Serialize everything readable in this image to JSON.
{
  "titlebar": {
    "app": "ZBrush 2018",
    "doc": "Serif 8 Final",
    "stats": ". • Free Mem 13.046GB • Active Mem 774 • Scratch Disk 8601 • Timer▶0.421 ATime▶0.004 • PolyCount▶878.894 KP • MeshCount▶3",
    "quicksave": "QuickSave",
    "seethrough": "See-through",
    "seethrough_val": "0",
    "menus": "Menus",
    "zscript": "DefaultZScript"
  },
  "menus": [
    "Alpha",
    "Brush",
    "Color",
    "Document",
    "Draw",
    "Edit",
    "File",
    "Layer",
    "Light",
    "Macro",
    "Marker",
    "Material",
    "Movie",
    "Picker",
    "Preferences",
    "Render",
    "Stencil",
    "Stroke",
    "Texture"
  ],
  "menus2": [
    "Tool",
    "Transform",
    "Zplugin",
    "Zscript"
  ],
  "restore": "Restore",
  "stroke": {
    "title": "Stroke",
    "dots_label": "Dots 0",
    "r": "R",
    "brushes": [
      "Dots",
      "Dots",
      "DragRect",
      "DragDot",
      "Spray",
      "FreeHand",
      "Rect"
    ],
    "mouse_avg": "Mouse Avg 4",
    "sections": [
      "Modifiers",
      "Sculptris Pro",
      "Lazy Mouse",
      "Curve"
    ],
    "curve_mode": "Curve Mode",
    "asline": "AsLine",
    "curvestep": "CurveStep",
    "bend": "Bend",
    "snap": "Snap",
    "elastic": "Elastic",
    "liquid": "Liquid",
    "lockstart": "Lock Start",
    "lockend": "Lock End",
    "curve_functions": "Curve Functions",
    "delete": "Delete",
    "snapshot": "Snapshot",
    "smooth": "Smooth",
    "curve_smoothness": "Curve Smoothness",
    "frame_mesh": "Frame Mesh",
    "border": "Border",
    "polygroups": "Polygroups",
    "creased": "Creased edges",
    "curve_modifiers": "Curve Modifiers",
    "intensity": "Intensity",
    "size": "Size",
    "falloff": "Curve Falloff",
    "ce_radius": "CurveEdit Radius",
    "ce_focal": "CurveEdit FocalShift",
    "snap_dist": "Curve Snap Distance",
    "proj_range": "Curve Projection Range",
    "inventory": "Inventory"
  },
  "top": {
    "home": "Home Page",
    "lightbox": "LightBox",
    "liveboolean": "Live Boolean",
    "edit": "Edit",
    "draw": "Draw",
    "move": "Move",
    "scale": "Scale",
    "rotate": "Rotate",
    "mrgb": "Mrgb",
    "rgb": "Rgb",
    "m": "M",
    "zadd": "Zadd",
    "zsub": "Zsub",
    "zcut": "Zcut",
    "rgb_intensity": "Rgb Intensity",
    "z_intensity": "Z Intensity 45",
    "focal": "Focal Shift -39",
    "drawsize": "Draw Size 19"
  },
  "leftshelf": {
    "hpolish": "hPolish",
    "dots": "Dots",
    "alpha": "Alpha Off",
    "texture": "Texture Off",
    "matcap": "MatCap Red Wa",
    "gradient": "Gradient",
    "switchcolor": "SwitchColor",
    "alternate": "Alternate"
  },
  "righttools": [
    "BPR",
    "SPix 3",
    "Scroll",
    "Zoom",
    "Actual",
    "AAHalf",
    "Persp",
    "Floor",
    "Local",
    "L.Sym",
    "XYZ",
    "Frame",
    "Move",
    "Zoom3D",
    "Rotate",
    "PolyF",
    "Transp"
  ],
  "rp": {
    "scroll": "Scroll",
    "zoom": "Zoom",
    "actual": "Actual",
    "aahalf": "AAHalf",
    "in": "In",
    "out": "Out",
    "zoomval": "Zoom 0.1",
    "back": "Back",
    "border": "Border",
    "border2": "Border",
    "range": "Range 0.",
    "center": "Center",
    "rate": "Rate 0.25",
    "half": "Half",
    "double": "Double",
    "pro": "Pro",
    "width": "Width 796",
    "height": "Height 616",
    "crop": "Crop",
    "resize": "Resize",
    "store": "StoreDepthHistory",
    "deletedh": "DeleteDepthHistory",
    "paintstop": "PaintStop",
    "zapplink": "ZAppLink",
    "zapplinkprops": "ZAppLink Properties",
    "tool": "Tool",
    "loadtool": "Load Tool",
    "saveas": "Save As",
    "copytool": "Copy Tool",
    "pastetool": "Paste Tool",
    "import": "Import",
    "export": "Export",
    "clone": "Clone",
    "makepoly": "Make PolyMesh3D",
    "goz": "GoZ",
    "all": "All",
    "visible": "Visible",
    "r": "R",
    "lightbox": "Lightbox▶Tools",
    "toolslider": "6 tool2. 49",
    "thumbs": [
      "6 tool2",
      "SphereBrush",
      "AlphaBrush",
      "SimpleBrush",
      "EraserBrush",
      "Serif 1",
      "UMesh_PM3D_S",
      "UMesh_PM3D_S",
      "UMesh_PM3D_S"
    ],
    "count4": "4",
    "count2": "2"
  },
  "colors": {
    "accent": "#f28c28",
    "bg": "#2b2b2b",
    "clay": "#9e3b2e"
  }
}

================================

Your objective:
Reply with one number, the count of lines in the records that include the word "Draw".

Solution below:
3